*** Begin section ***

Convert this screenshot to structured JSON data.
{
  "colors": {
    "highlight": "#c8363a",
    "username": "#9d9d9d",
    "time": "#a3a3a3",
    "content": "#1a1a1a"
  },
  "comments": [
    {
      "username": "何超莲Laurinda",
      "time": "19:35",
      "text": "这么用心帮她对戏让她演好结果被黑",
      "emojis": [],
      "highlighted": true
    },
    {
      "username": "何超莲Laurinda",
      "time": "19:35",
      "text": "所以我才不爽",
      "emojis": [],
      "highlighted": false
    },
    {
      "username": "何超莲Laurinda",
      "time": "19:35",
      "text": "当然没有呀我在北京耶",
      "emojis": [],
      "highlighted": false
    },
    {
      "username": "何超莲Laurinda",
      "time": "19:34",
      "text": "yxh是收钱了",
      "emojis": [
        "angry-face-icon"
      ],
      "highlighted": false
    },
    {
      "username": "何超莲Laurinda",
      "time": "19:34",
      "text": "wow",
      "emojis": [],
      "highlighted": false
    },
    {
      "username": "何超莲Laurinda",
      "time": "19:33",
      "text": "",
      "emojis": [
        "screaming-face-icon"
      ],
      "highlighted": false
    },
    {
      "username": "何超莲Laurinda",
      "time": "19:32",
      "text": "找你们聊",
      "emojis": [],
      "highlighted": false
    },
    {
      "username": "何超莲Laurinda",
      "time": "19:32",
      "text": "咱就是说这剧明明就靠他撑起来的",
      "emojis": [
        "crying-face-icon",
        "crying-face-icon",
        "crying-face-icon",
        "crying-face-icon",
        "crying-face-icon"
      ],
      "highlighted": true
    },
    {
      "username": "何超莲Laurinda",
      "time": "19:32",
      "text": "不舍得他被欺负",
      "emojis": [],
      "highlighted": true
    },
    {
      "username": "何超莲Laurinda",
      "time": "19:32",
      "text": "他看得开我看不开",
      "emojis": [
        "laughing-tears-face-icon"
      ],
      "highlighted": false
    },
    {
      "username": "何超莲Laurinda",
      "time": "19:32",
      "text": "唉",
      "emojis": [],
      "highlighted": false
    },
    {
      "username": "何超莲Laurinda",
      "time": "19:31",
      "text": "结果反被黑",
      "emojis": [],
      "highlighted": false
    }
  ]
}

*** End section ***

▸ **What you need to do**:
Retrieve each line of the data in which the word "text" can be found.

▸ **The completed task**:
      "text": "这么用心帮她对戏让她演好结果被黑",
      "text": "所以我才不爽",
      "text": "当然没有呀我在北京耶",
      "text": "yxh是收钱了",
      "text": "wow",
      "text": "",
      "text": "找你们聊",
      "text": "咱就是说这剧明明就靠他撑起来的",
      "text": "不舍得他被欺负",
      "text": "他看得开我看不开",
      "text": "唉",
      "text": "结果反被黑",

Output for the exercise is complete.